AS she takes me on a walking tour of Stockton, the historical society’s Irene Butterworth outlines some of the physical changes to her suburb: the hotels and wharves that have disappeared; the site of the old coal mine, where 11 men lost their lives in a disaster in 1896 and who are memorialised with gateposts at Lynn Oval; the World War Two battery converted into makeshift housing by local families when the guns fell silent.
And she points out where we’re walking along the foreshore was water when she was a girl; the harbour deepening projects had meant Stockton’s southern shoreline had grown, as the spoil was deposited.
“It’s a lot nearer than it used to be,” she says, pointing over to Newcastle, “before all this was reclaimed.”
The influence of a changing Newcastle is affecting Stockton. Butterworth gestures to the full car park at the ferry terminal, and the clogged streets nearby.

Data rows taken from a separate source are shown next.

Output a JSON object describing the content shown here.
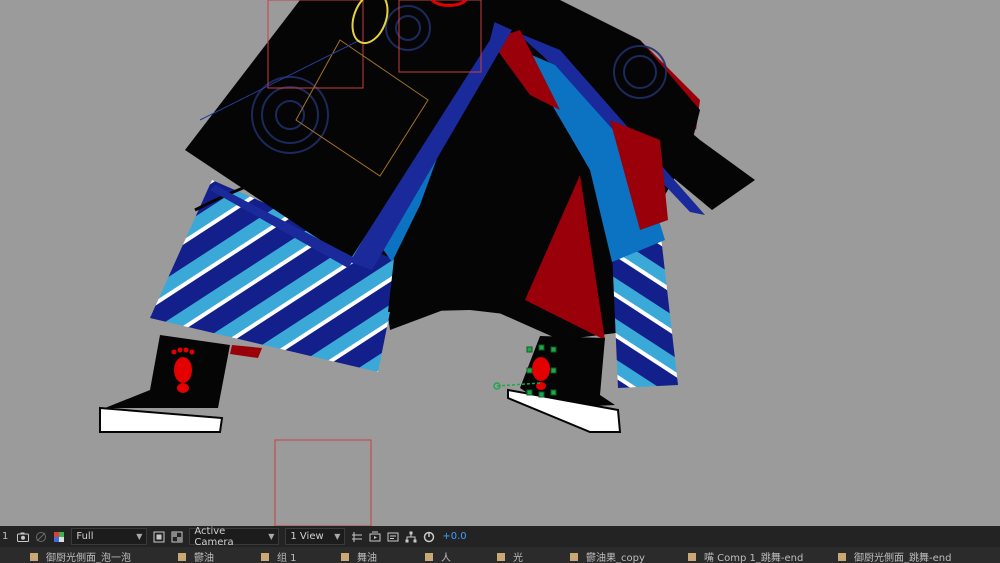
{
  "viewer": {
    "frame_number": "1",
    "resolution": "Full",
    "camera": "Active Camera",
    "views": "1 View",
    "exposure": "+0.0"
  },
  "icons": {
    "snapshot": "camera-icon",
    "show_snapshot": "show-snapshot-icon",
    "color": "color-channel-icon",
    "region": "region-of-interest-icon",
    "transparency": "transparency-grid-icon",
    "fast_previews": "fast-previews-icon",
    "timeline": "timeline-icon",
    "flowchart": "flowchart-icon",
    "reset_exposure": "reset-exposure-icon"
  },
  "layers": [
    "御厨光側面_泡一泡",
    "鬱油",
    "组 1",
    "舞油",
    "人",
    "光",
    "鬱油果_copy",
    "嘴 Comp 1_跳舞-end",
    "御厨光側面_跳舞-end"
  ],
  "colors": {
    "accent": "#3fa0ff",
    "coat": "#050505",
    "navy": "#1b2a9a",
    "blue": "#0c72c2",
    "red": "#9a0009",
    "stripe_light": "#3aa9d8",
    "foot_mark": "#e20000",
    "motion_path": "#1fa74a"
  }
}
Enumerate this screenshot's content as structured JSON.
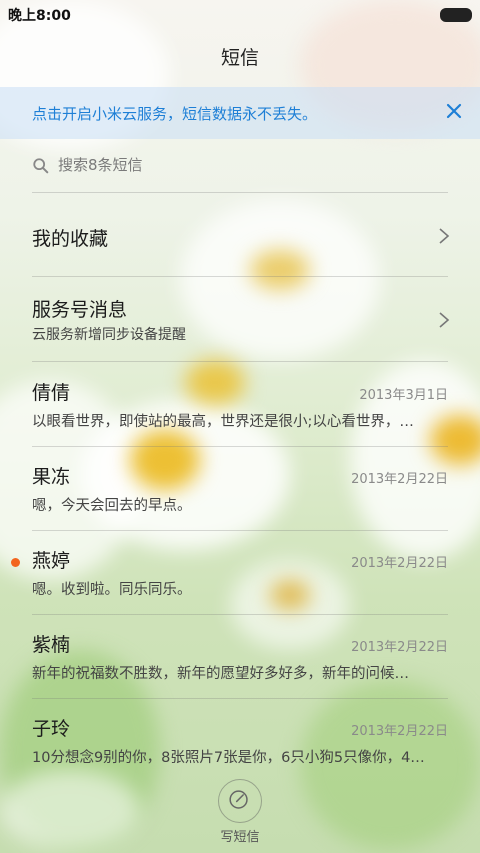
{
  "status_bar": {
    "time": "晚上8:00"
  },
  "header": {
    "title": "短信"
  },
  "banner": {
    "text": "点击开启小米云服务，短信数据永不丢失。",
    "accent": "#1e7fd6"
  },
  "search": {
    "placeholder": "搜索8条短信"
  },
  "folders": [
    {
      "title": "我的收藏",
      "subtitle": ""
    },
    {
      "title": "服务号消息",
      "subtitle": "云服务新增同步设备提醒"
    }
  ],
  "conversations": [
    {
      "name": "倩倩",
      "date": "2013年3月1日",
      "snippet": "以眼看世界，即使站的最高，世界还是很小;以心看世界，…",
      "unread": false
    },
    {
      "name": "果冻",
      "date": "2013年2月22日",
      "snippet": "嗯，今天会回去的早点。",
      "unread": false
    },
    {
      "name": "燕婷",
      "date": "2013年2月22日",
      "snippet": "嗯。收到啦。同乐同乐。",
      "unread": true
    },
    {
      "name": "紫楠",
      "date": "2013年2月22日",
      "snippet": "新年的祝福数不胜数，新年的愿望好多好多，新年的问候…",
      "unread": false
    },
    {
      "name": "子玲",
      "date": "2013年2月22日",
      "snippet": "10分想念9别的你，8张照片7张是你，6只小狗5只像你，4…",
      "unread": false
    }
  ],
  "compose": {
    "label": "写短信"
  },
  "colors": {
    "unread_dot": "#f2651e"
  }
}
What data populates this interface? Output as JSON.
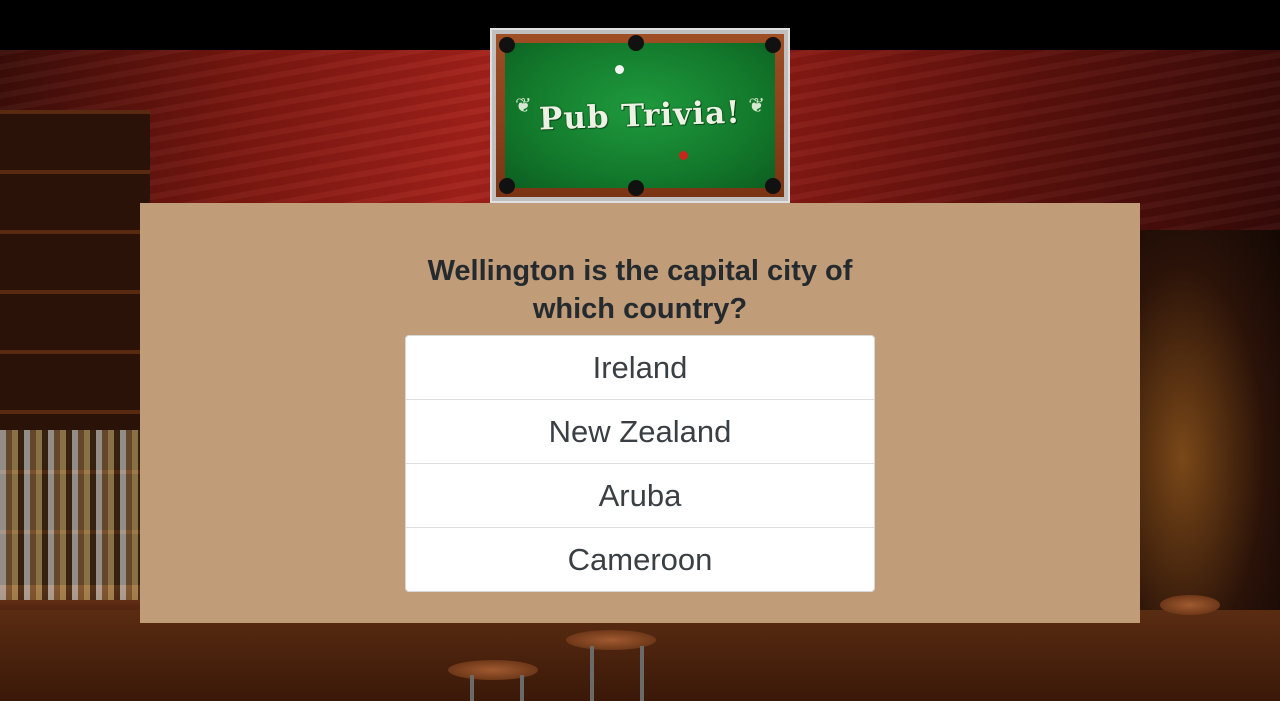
{
  "logo": {
    "text": "Pub Trivia!"
  },
  "quiz": {
    "question": "Wellington is the capital city of which country?",
    "answers": [
      {
        "label": "Ireland"
      },
      {
        "label": "New Zealand"
      },
      {
        "label": "Aruba"
      },
      {
        "label": "Cameroon"
      }
    ]
  },
  "colors": {
    "panel": "#c09c78",
    "top_bar": "#000000",
    "felt": "#137a2c",
    "question_text": "#252a2f"
  }
}
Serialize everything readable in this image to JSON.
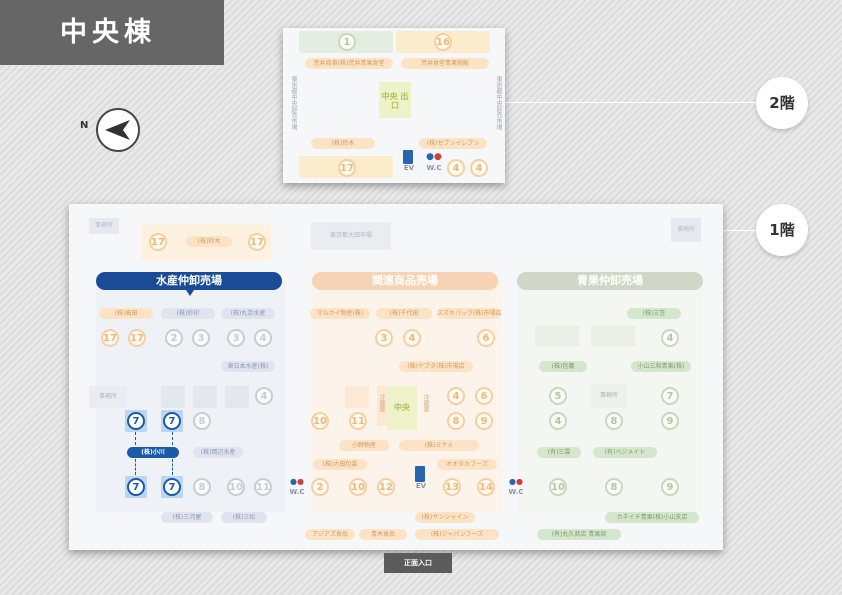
{
  "building_title": "中央棟",
  "compass": {
    "label": "N"
  },
  "floors": {
    "floor2": "2階",
    "floor1": "1階"
  },
  "entrance": "正面入口",
  "floor2": {
    "labels": {
      "wc": "W.C",
      "ev": "EV",
      "stair": "中央 出口",
      "left_vertical": "東京都中央卸売市場",
      "right_vertical": "東京都中央卸売市場"
    },
    "tenants": [
      "荒井商事(株)荒井青果食堂",
      "荒井食堂青果物販",
      "(株)鈴木",
      "(株)セブンイレブン"
    ],
    "stall_numbers": [
      "1",
      "16",
      "17",
      "4",
      "4"
    ]
  },
  "floor1": {
    "sections": {
      "seafood": "水産仲卸売場",
      "related": "関連商品売場",
      "produce": "青果仲卸売場"
    },
    "top_labels": {
      "a": "事務所",
      "b": "事務所",
      "center": "東京都大田市場",
      "tenant": "(株)鈴木"
    },
    "labels": {
      "wc": "W.C",
      "ev": "EV",
      "center": "中央",
      "vert_left": "冷蔵庫",
      "vert_right": "冷蔵庫",
      "office": "事務所",
      "office2": "事務所"
    },
    "seafood_tenants": [
      "(株)高田",
      "(株)鈴印",
      "(株)丸京水産",
      "東日本水産(株)",
      "(株)小川",
      "(株)岡辺水産",
      "(株)三河屋",
      "(株)三松"
    ],
    "related_tenants": [
      "マルカイ物産(株)",
      "(株)千代田",
      "スズキパック(株)市場店",
      "(株)ヤブタ(株)市場店",
      "小野物産",
      "(株)ミナミ",
      "(株)大田包装",
      "(株)鈴木",
      "オオタカフーズ",
      "アジアズ食品",
      "青木食品",
      "(株)サンシャイン",
      "(株)ジャパンフーズ"
    ],
    "produce_tenants": [
      "(株)三笠",
      "(株)信農",
      "小山三和青果(株)",
      "(有)三雲",
      "(有)ベジメイト",
      "カネイチ青果(株)小山支店",
      "(有)丸久商店 青果部"
    ],
    "stall_numbers": {
      "top": [
        "17",
        "17"
      ],
      "seafood": [
        "17",
        "17",
        "2",
        "3",
        "3",
        "4",
        "4",
        "7",
        "7",
        "8",
        "7",
        "7",
        "8",
        "10",
        "11"
      ],
      "related": [
        "3",
        "4",
        "6",
        "4",
        "6",
        "10",
        "11",
        "8",
        "9",
        "2",
        "10",
        "12",
        "13",
        "14"
      ],
      "produce": [
        "4",
        "5",
        "8",
        "7",
        "4",
        "8",
        "9",
        "10",
        "8",
        "9"
      ]
    }
  },
  "colors": {
    "seafood": "#1a4b96",
    "related": "#f6d3b4",
    "produce": "#cfd8c6",
    "highlight": "#1a5aa6"
  }
}
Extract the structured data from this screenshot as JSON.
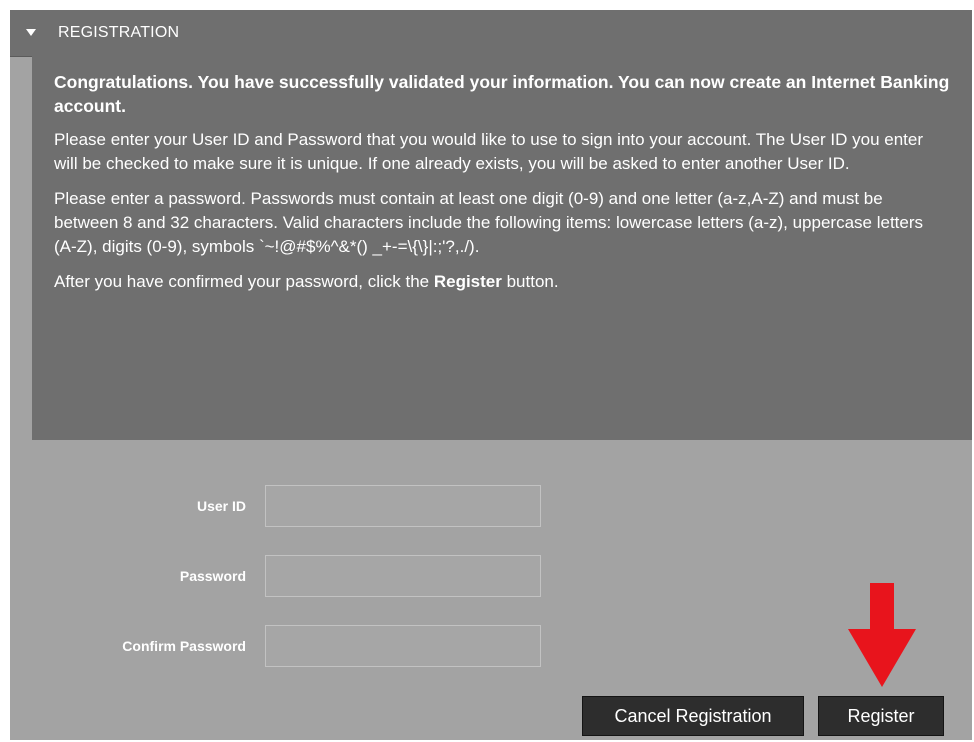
{
  "panel": {
    "title": "REGISTRATION",
    "caret_icon": "caret-down-icon"
  },
  "info": {
    "lead": "Congratulations. You have successfully validated your information. You can now create an Internet Banking account.",
    "paragraph_user_id": "Please enter your User ID and Password that you would like to use to sign into your account. The User ID you enter will be checked to make sure it is unique. If one already exists, you will be asked to enter another User ID.",
    "paragraph_password": "Please enter a password. Passwords must contain at least one digit (0-9) and one letter (a-z,A-Z) and must be between 8 and 32 characters. Valid characters include the following items: lowercase letters (a-z), uppercase letters (A-Z), digits (0-9), symbols `~!@#$%^&*() _+-=\\{\\}|:;'?,./).",
    "paragraph_confirm_before": "After you have confirmed your password, click the ",
    "paragraph_confirm_bold": "Register",
    "paragraph_confirm_after": " button."
  },
  "form": {
    "user_id": {
      "label": "User ID",
      "value": ""
    },
    "password": {
      "label": "Password",
      "value": ""
    },
    "confirm_password": {
      "label": "Confirm Password",
      "value": ""
    }
  },
  "buttons": {
    "cancel_label": "Cancel Registration",
    "register_label": "Register"
  },
  "annotation": {
    "arrow_icon": "red-arrow-down-icon",
    "arrow_color": "#e8141c"
  },
  "colors": {
    "panel_bg": "#a3a3a3",
    "header_bg": "#6f6f6f",
    "info_bg": "#6f6f6f",
    "button_bg": "#2d2d2d"
  }
}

With shrinking opportunities for parking over there, she explains, more and more commuters are leaving their cars here and catching the ferry across.
Yet by virtue of its position, Stockton retains the look and feel of a maritime community.
You can look down streets and lanes and see ships sliding by, and on the breakwater remains the rusting warning of the perils of the sea, with the wreck of the sailing ship Adolphe.
So water remains part of Stockton’s world.
But to Irene Butterworth, Stockton is very much part of the wider world.
“I’m a Novocastrian,” she says. “I don’t feel cut off or segregated.
“When people ask, ‘Where’s Stockton?’, I say, ‘It’s a suburb of Newcastle’.”